    Once I have removed most of the barbs, I gather super glue with a fine tip, my fret hammer, my neck support with two cork blocks, and some paper towels. I sometimes need to use a tiny three sided file to chamfer the slot openings. I do that on Ebony so it is less likely to chip.

    As with painting, prep work is everything. I carefully check each and every slot for depth and to see that it is correct in depth and is unobstructed. On chip prone woods I open the slot with the three sided file. This acts like a funnel for the fret as well.
    I cut the prepped wire into correct sizes and store them in the fret block so I can see the order they are in. On my block I drew a miniature fret board with the numbers and even position markers to keep me from getting out of order. I cut each fret a little long to be able to wrap a rubber band around the ends until the glue is dry.
    I do every other fret as I believe that it helps spread any stress on the neck out. This also allows me to cut the frets off close to the FB, especially in the higher areas where the frets get close together.
    I start by applying a very thin and controlled bead of super glue over the slot. I seeps into the slot but I also tap in the fret which forces the glue down and around the tang. Any voids under the fret (on flat bottom slots) get filled with glue. I start with the hammer on the side closest to me and tap the wire from one side to the other. This seats the fret smoothly and forces the glue along and out the other side. I use a blue shop towel to wipe off the excess glue and I then wrap rubber bands around the fret ends that stick out. This hold the ends down while the glue dries.

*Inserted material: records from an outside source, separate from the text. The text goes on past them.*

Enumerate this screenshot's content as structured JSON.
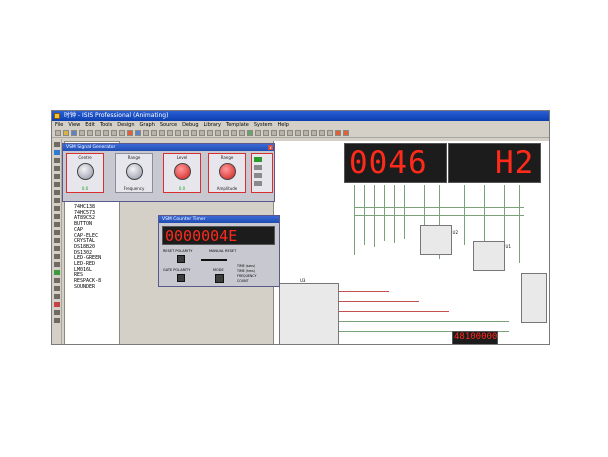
{
  "window": {
    "title": "时钟 - ISIS Professional (Animating)"
  },
  "menu": [
    "File",
    "View",
    "Edit",
    "Tools",
    "Design",
    "Graph",
    "Source",
    "Debug",
    "Library",
    "Template",
    "System",
    "Help"
  ],
  "device_list": [
    "74HC138",
    "74HC573",
    "AT89C52",
    "BUTTON",
    "CAP",
    "CAP-ELEC",
    "CRYSTAL",
    "DS18B20",
    "DS1302",
    "LED-GREEN",
    "LED-RED",
    "LM016L",
    "RES",
    "RESPACK-8",
    "SOUNDER"
  ],
  "signal_generator": {
    "title": "VSM Signal Generator",
    "knobs": [
      "Centre",
      "Range",
      "Level",
      "Range"
    ],
    "labels": [
      "",
      "Frequency",
      "",
      "Amplitude"
    ],
    "readouts": [
      "0.0",
      "",
      "0.0",
      ""
    ]
  },
  "counter_timer": {
    "title": "VSM Counter Timer",
    "display": "0000004E",
    "labels": {
      "reset_polarity": "RESET POLARITY",
      "manual_reset": "MANUAL RESET",
      "gate_polarity": "GATE POLARITY",
      "mode": "MODE"
    },
    "modes": [
      "TIME (secs)",
      "TIME (hms)",
      "FREQUENCY",
      "COUNT"
    ]
  },
  "seven_seg_display": {
    "left": "0046",
    "right": "H2"
  },
  "small_display": "48100000",
  "chips": {
    "u2": "U2",
    "u1": "U1",
    "u3": "U3"
  }
}
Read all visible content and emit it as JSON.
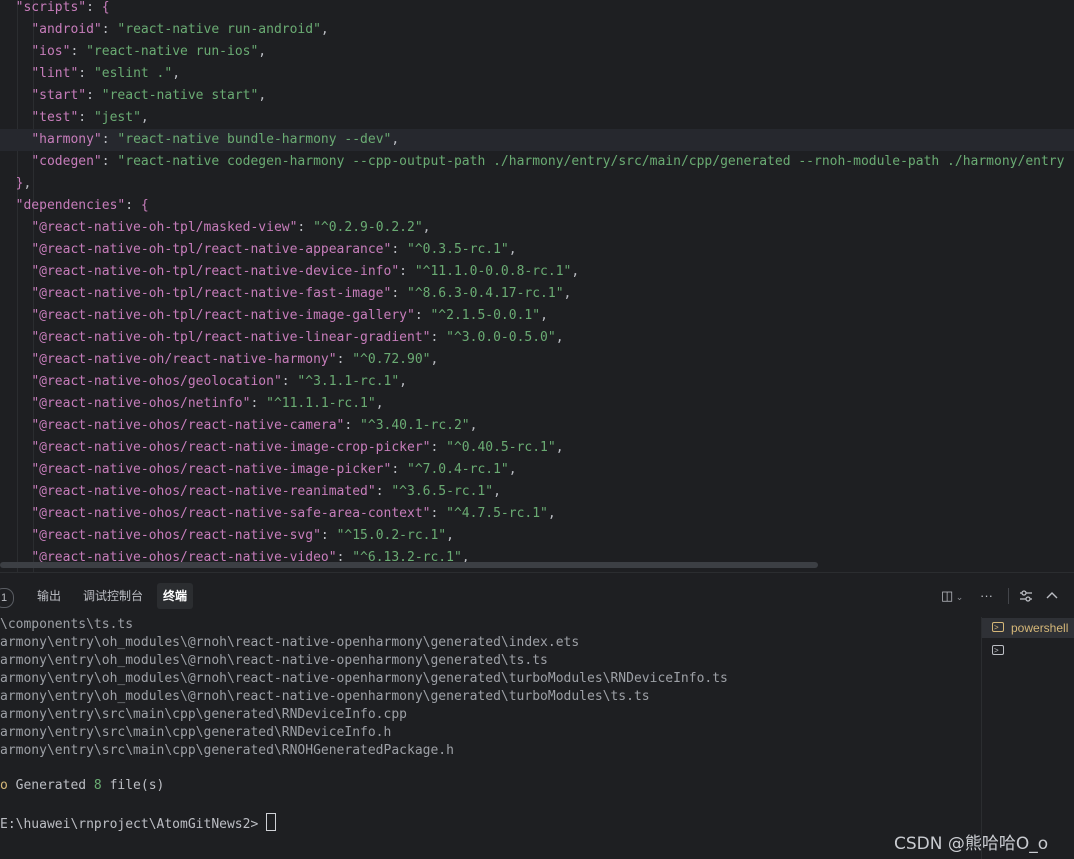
{
  "editor": {
    "lines": [
      {
        "parts": [
          [
            "  ",
            "pun"
          ],
          [
            "\"scripts\"",
            "key"
          ],
          [
            ": ",
            "pun"
          ],
          [
            "{",
            "brace"
          ]
        ]
      },
      {
        "parts": [
          [
            "    ",
            "pun"
          ],
          [
            "\"android\"",
            "key"
          ],
          [
            ": ",
            "pun"
          ],
          [
            "\"react-native run-android\"",
            "str"
          ],
          [
            ",",
            "pun"
          ]
        ]
      },
      {
        "parts": [
          [
            "    ",
            "pun"
          ],
          [
            "\"ios\"",
            "key"
          ],
          [
            ": ",
            "pun"
          ],
          [
            "\"react-native run-ios\"",
            "str"
          ],
          [
            ",",
            "pun"
          ]
        ]
      },
      {
        "parts": [
          [
            "    ",
            "pun"
          ],
          [
            "\"lint\"",
            "key"
          ],
          [
            ": ",
            "pun"
          ],
          [
            "\"eslint .\"",
            "str"
          ],
          [
            ",",
            "pun"
          ]
        ]
      },
      {
        "parts": [
          [
            "    ",
            "pun"
          ],
          [
            "\"start\"",
            "key"
          ],
          [
            ": ",
            "pun"
          ],
          [
            "\"react-native start\"",
            "str"
          ],
          [
            ",",
            "pun"
          ]
        ]
      },
      {
        "parts": [
          [
            "    ",
            "pun"
          ],
          [
            "\"test\"",
            "key"
          ],
          [
            ": ",
            "pun"
          ],
          [
            "\"jest\"",
            "str"
          ],
          [
            ",",
            "pun"
          ]
        ]
      },
      {
        "parts": [
          [
            "    ",
            "pun"
          ],
          [
            "\"harmony\"",
            "key"
          ],
          [
            ": ",
            "pun"
          ],
          [
            "\"react-native bundle-harmony --dev\"",
            "str"
          ],
          [
            ",",
            "pun"
          ]
        ],
        "active": true
      },
      {
        "parts": [
          [
            "    ",
            "pun"
          ],
          [
            "\"codegen\"",
            "key"
          ],
          [
            ": ",
            "pun"
          ],
          [
            "\"react-native codegen-harmony --cpp-output-path ./harmony/entry/src/main/cpp/generated --rnoh-module-path ./harmony/entry",
            "str"
          ]
        ]
      },
      {
        "parts": [
          [
            "  ",
            "pun"
          ],
          [
            "}",
            "brace"
          ],
          [
            ",",
            "pun"
          ]
        ]
      },
      {
        "parts": [
          [
            "  ",
            "pun"
          ],
          [
            "\"dependencies\"",
            "key"
          ],
          [
            ": ",
            "pun"
          ],
          [
            "{",
            "brace"
          ]
        ]
      },
      {
        "parts": [
          [
            "    ",
            "pun"
          ],
          [
            "\"@react-native-oh-tpl/masked-view\"",
            "key"
          ],
          [
            ": ",
            "pun"
          ],
          [
            "\"^0.2.9-0.2.2\"",
            "str"
          ],
          [
            ",",
            "pun"
          ]
        ]
      },
      {
        "parts": [
          [
            "    ",
            "pun"
          ],
          [
            "\"@react-native-oh-tpl/react-native-appearance\"",
            "key"
          ],
          [
            ": ",
            "pun"
          ],
          [
            "\"^0.3.5-rc.1\"",
            "str"
          ],
          [
            ",",
            "pun"
          ]
        ]
      },
      {
        "parts": [
          [
            "    ",
            "pun"
          ],
          [
            "\"@react-native-oh-tpl/react-native-device-info\"",
            "key"
          ],
          [
            ": ",
            "pun"
          ],
          [
            "\"^11.1.0-0.0.8-rc.1\"",
            "str"
          ],
          [
            ",",
            "pun"
          ]
        ]
      },
      {
        "parts": [
          [
            "    ",
            "pun"
          ],
          [
            "\"@react-native-oh-tpl/react-native-fast-image\"",
            "key"
          ],
          [
            ": ",
            "pun"
          ],
          [
            "\"^8.6.3-0.4.17-rc.1\"",
            "str"
          ],
          [
            ",",
            "pun"
          ]
        ]
      },
      {
        "parts": [
          [
            "    ",
            "pun"
          ],
          [
            "\"@react-native-oh-tpl/react-native-image-gallery\"",
            "key"
          ],
          [
            ": ",
            "pun"
          ],
          [
            "\"^2.1.5-0.0.1\"",
            "str"
          ],
          [
            ",",
            "pun"
          ]
        ]
      },
      {
        "parts": [
          [
            "    ",
            "pun"
          ],
          [
            "\"@react-native-oh-tpl/react-native-linear-gradient\"",
            "key"
          ],
          [
            ": ",
            "pun"
          ],
          [
            "\"^3.0.0-0.5.0\"",
            "str"
          ],
          [
            ",",
            "pun"
          ]
        ]
      },
      {
        "parts": [
          [
            "    ",
            "pun"
          ],
          [
            "\"@react-native-oh/react-native-harmony\"",
            "key"
          ],
          [
            ": ",
            "pun"
          ],
          [
            "\"^0.72.90\"",
            "str"
          ],
          [
            ",",
            "pun"
          ]
        ]
      },
      {
        "parts": [
          [
            "    ",
            "pun"
          ],
          [
            "\"@react-native-ohos/geolocation\"",
            "key"
          ],
          [
            ": ",
            "pun"
          ],
          [
            "\"^3.1.1-rc.1\"",
            "str"
          ],
          [
            ",",
            "pun"
          ]
        ]
      },
      {
        "parts": [
          [
            "    ",
            "pun"
          ],
          [
            "\"@react-native-ohos/netinfo\"",
            "key"
          ],
          [
            ": ",
            "pun"
          ],
          [
            "\"^11.1.1-rc.1\"",
            "str"
          ],
          [
            ",",
            "pun"
          ]
        ]
      },
      {
        "parts": [
          [
            "    ",
            "pun"
          ],
          [
            "\"@react-native-ohos/react-native-camera\"",
            "key"
          ],
          [
            ": ",
            "pun"
          ],
          [
            "\"^3.40.1-rc.2\"",
            "str"
          ],
          [
            ",",
            "pun"
          ]
        ]
      },
      {
        "parts": [
          [
            "    ",
            "pun"
          ],
          [
            "\"@react-native-ohos/react-native-image-crop-picker\"",
            "key"
          ],
          [
            ": ",
            "pun"
          ],
          [
            "\"^0.40.5-rc.1\"",
            "str"
          ],
          [
            ",",
            "pun"
          ]
        ]
      },
      {
        "parts": [
          [
            "    ",
            "pun"
          ],
          [
            "\"@react-native-ohos/react-native-image-picker\"",
            "key"
          ],
          [
            ": ",
            "pun"
          ],
          [
            "\"^7.0.4-rc.1\"",
            "str"
          ],
          [
            ",",
            "pun"
          ]
        ]
      },
      {
        "parts": [
          [
            "    ",
            "pun"
          ],
          [
            "\"@react-native-ohos/react-native-reanimated\"",
            "key"
          ],
          [
            ": ",
            "pun"
          ],
          [
            "\"^3.6.5-rc.1\"",
            "str"
          ],
          [
            ",",
            "pun"
          ]
        ]
      },
      {
        "parts": [
          [
            "    ",
            "pun"
          ],
          [
            "\"@react-native-ohos/react-native-safe-area-context\"",
            "key"
          ],
          [
            ": ",
            "pun"
          ],
          [
            "\"^4.7.5-rc.1\"",
            "str"
          ],
          [
            ",",
            "pun"
          ]
        ]
      },
      {
        "parts": [
          [
            "    ",
            "pun"
          ],
          [
            "\"@react-native-ohos/react-native-svg\"",
            "key"
          ],
          [
            ": ",
            "pun"
          ],
          [
            "\"^15.0.2-rc.1\"",
            "str"
          ],
          [
            ",",
            "pun"
          ]
        ]
      },
      {
        "parts": [
          [
            "    ",
            "pun"
          ],
          [
            "\"@react-native-ohos/react-native-video\"",
            "key"
          ],
          [
            ": ",
            "pun"
          ],
          [
            "\"^6.13.2-rc.1\"",
            "str"
          ],
          [
            ",",
            "pun"
          ]
        ]
      }
    ]
  },
  "panel": {
    "problems_count": "1",
    "tabs": [
      {
        "label": "输出",
        "active": false
      },
      {
        "label": "调试控制台",
        "active": false
      },
      {
        "label": "终端",
        "active": true
      }
    ],
    "toolbar_icons": [
      "split-terminal-icon",
      "more-actions-icon",
      "settings-icon",
      "maximize-icon"
    ]
  },
  "terminal": {
    "lines": [
      "\\components\\ts.ts",
      "armony\\entry\\oh_modules\\@rnoh\\react-native-openharmony\\generated\\index.ets",
      "armony\\entry\\oh_modules\\@rnoh\\react-native-openharmony\\generated\\ts.ts",
      "armony\\entry\\oh_modules\\@rnoh\\react-native-openharmony\\generated\\turboModules\\RNDeviceInfo.ts",
      "armony\\entry\\oh_modules\\@rnoh\\react-native-openharmony\\generated\\turboModules\\ts.ts",
      "armony\\entry\\src\\main\\cpp\\generated\\RNDeviceInfo.cpp",
      "armony\\entry\\src\\main\\cpp\\generated\\RNDeviceInfo.h",
      "armony\\entry\\src\\main\\cpp\\generated\\RNOHGeneratedPackage.h"
    ],
    "summary_prefix": "o",
    "summary_text1": " Generated ",
    "summary_count": "8",
    "summary_text2": " file(s)",
    "prompt": "E:\\huawei\\rnproject\\AtomGitNews2> "
  },
  "terminal_list": {
    "items": [
      {
        "label": "powershell",
        "selected": true
      },
      {
        "label": "",
        "selected": false
      }
    ]
  },
  "watermark": "CSDN @熊哈哈O_o"
}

    You can see that after the first frets are in and the glue has dried, I cut the ends off to allow me to work on the next set. I then install the rest of the frets.

    And here is the completed fret job. There is no back bowing or compression issues. The neck is as straight as it was when I started. The customer specified vintage thin EVO (gold) fret wire. This wire has the hardness somewhere in between nickel and stainless steel.

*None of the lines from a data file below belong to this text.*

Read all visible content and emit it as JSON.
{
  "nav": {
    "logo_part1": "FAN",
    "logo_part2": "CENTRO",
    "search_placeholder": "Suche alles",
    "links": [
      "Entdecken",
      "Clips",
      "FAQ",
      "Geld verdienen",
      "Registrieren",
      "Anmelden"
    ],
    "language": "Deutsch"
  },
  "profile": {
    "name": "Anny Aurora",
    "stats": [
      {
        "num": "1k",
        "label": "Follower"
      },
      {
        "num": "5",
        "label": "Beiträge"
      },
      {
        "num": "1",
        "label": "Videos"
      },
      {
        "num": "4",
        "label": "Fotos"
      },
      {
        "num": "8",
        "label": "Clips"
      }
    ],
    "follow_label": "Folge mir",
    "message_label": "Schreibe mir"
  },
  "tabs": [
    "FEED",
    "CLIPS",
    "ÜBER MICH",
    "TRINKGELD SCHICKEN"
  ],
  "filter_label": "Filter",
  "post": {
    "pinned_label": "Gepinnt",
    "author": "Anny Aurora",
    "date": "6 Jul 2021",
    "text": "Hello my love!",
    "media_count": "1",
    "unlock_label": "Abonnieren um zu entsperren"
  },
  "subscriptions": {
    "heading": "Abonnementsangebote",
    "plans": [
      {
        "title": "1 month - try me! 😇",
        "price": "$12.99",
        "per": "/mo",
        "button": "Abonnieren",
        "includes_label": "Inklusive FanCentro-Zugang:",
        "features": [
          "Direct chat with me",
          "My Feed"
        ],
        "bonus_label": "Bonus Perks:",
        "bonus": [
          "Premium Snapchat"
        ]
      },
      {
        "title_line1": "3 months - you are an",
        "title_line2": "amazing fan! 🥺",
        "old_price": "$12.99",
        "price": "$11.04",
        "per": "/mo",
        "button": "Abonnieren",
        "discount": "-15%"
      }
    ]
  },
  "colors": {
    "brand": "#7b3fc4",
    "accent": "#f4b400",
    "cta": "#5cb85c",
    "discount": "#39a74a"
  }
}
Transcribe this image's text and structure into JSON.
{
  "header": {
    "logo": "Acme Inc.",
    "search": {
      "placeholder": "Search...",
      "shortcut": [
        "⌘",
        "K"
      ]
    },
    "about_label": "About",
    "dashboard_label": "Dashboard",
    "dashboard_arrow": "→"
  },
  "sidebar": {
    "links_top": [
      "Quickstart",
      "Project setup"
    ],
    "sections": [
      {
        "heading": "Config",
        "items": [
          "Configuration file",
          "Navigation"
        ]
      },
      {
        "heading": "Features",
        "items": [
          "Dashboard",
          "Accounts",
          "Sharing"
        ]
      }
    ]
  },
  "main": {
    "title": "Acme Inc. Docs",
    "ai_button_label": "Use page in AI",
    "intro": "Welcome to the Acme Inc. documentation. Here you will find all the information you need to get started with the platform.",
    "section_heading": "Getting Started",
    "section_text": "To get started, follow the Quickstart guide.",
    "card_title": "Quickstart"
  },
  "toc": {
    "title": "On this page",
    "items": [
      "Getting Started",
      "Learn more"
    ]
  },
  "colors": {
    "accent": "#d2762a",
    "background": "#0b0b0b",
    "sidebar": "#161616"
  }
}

    And now for some carving on the body.
    I have rough carved everything but there are some dings and dents to soak out. The Redwood and Ash are so soft that just by looking at it now, you are putting dents into it. So stop looking at it!

    I will address those issues during the final sand out after I get everything drilled and routed. We are going with a cavity cover that will utilize magnets to fasten it to the body. I have to make the cavities (battery and control) rapidly accessible as specified by the customer. We are using the Pope Flexcore preamp that has two mid-control switches that will be mounted inside the electronics cavity. This is so that the customer can configure his bass for different gigs.

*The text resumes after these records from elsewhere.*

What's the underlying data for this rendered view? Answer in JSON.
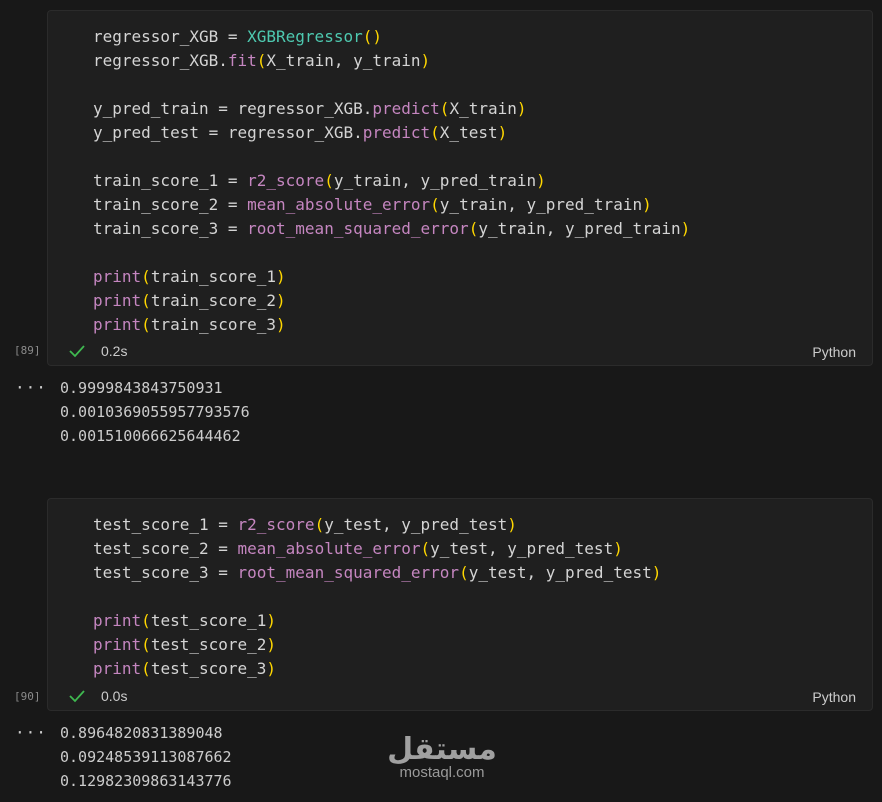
{
  "cells": [
    {
      "exec_count": "[89]",
      "status_time": "0.2s",
      "language": "Python",
      "outputs": [
        "0.9999843843750931",
        "0.0010369055957793576",
        "0.001510066625644462"
      ]
    },
    {
      "exec_count": "[90]",
      "status_time": "0.0s",
      "language": "Python",
      "outputs": [
        "0.8964820831389048",
        "0.09248539113087662",
        "0.12982309863143776"
      ]
    }
  ],
  "output_more": "···",
  "watermark": {
    "logo": "مستقل",
    "text": "mostaql.com"
  },
  "colors": {
    "check": "#3fb950",
    "class": "#4ec9b0",
    "func": "#c586c0",
    "paren": "#ffd700"
  },
  "icons": {
    "check": "check-icon",
    "more": "ellipsis-icon"
  }
}
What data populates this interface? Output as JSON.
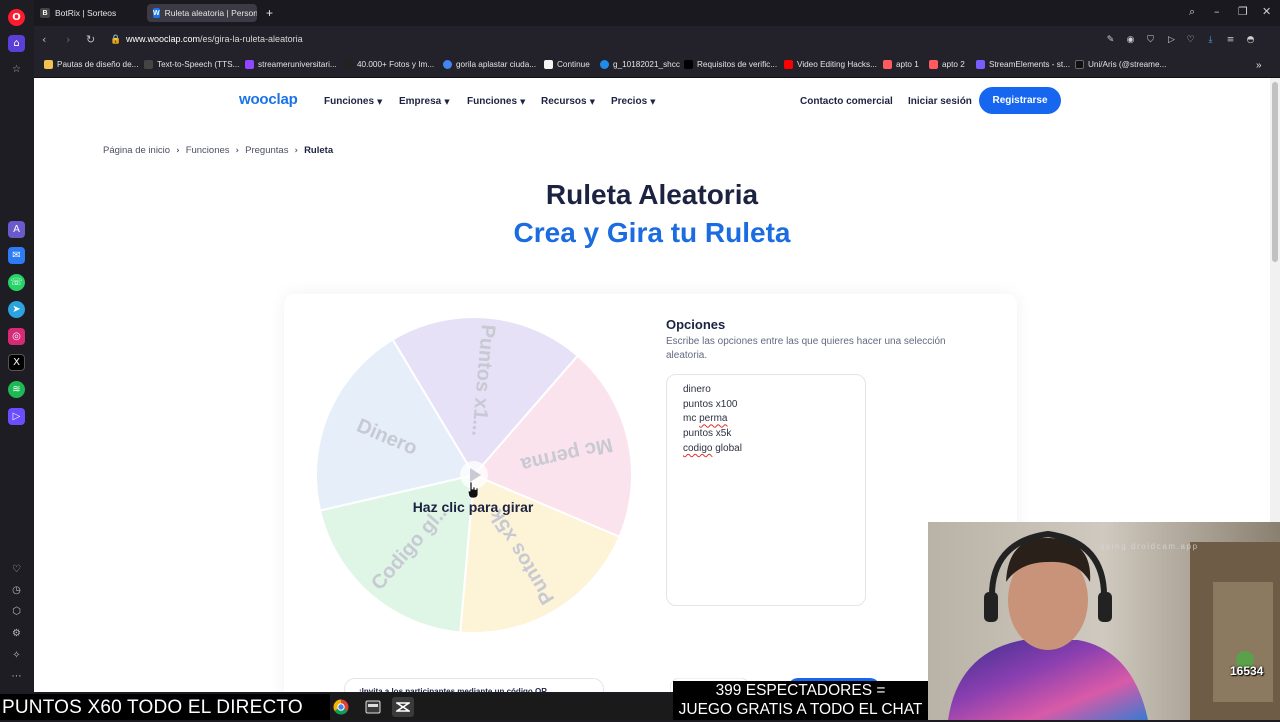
{
  "browser": {
    "tabs": [
      {
        "label": "BotRix | Sorteos",
        "favicon": "B"
      },
      {
        "label": "Ruleta aleatoria | Personal",
        "favicon": "W"
      }
    ],
    "new_tab": "+",
    "url_host": "www.wooclap.com",
    "url_path": "/es/gira-la-ruleta-aleatoria",
    "bookmarks": [
      {
        "label": "Pautas de diseño de...",
        "color": "#f2c14e"
      },
      {
        "label": "Text-to-Speech (TTS...",
        "color": "#444444"
      },
      {
        "label": "streameruniversitari...",
        "color": "#9146ff"
      },
      {
        "label": "40.000+ Fotos y Im...",
        "color": "#222222"
      },
      {
        "label": "gorila aplastar ciuda...",
        "color": "#4285f4"
      },
      {
        "label": "Continue",
        "color": "#f5f5f5"
      },
      {
        "label": "g_10182021_shcc",
        "color": "#1f8ceb"
      },
      {
        "label": "Requisitos de verific...",
        "color": "#000000"
      },
      {
        "label": "Video Editing Hacks...",
        "color": "#ff0000"
      },
      {
        "label": "apto 1",
        "color": "#ff5a5f"
      },
      {
        "label": "apto 2",
        "color": "#ff5a5f"
      },
      {
        "label": "StreamElements - st...",
        "color": "#7b5cff"
      },
      {
        "label": "Uni/Aris (@streame...",
        "color": "#111111"
      }
    ]
  },
  "site": {
    "logo": "wooclap",
    "nav": [
      "Funciones",
      "Empresa",
      "Funciones",
      "Recursos",
      "Precios"
    ],
    "contact": "Contacto comercial",
    "login": "Iniciar sesión",
    "register": "Registrarse",
    "breadcrumb": [
      "Página de inicio",
      "Funciones",
      "Preguntas",
      "Ruleta"
    ],
    "title": "Ruleta Aleatoria",
    "subtitle": "Crea y Gira tu Ruleta",
    "wheel": {
      "segments": [
        {
          "label": "Puntos x1...",
          "color": "#e6e1f6"
        },
        {
          "label": "Mc perma",
          "color": "#fbe3ee"
        },
        {
          "label": "Puntos x5k",
          "color": "#fdf3d7"
        },
        {
          "label": "Codigo gl...",
          "color": "#dff5e6"
        },
        {
          "label": "Dinero",
          "color": "#e6eef9"
        }
      ],
      "spin_label": "Haz clic para girar"
    },
    "options_title": "Opciones",
    "options_desc": "Escribe las opciones entre las que quieres hacer una selección aleatoria.",
    "options": [
      "dinero",
      "puntos x100",
      "mc perma",
      "puntos x5k",
      "codigo global"
    ],
    "qr_text": "¡Invita a los participantes mediante un código QR"
  },
  "overlay": {
    "left_banner": "PUNTOS X60 TODO EL DIRECTO",
    "right_banner_line1": "399 ESPECTADORES =",
    "right_banner_line2": "JUEGO GRATIS A TODO EL CHAT",
    "webcam_watermark": "using droidcam.app",
    "viewer_count": "16534"
  }
}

    Here is a preview of the preamp. This is how it arrived. No manual what so ever. I may need adult supervision for this one.

    Next time I will show the control cavity detail and how I got all of this into the bass. I want to do a pre-finish assembly with this one for sure. I will have to shield the cavity which will be another adventure.

    Until then, thanks for all of the feedback and views.
    UK Philip likes this.
  17. wraub


    Apr 9, 2004
    ennui, az
    deviated prevert
    Have I mentioned how much I like your build threads, and how much I love the looks of your basses?

    'Cuz I sure do.
  18. UK Philip

    UK Philip

    Sep 5, 2013
    really enjoyed this - thanks.
  19. Good stuff
  20. lbridenstine


    Jun 25, 2012
    That redwood looks amazing.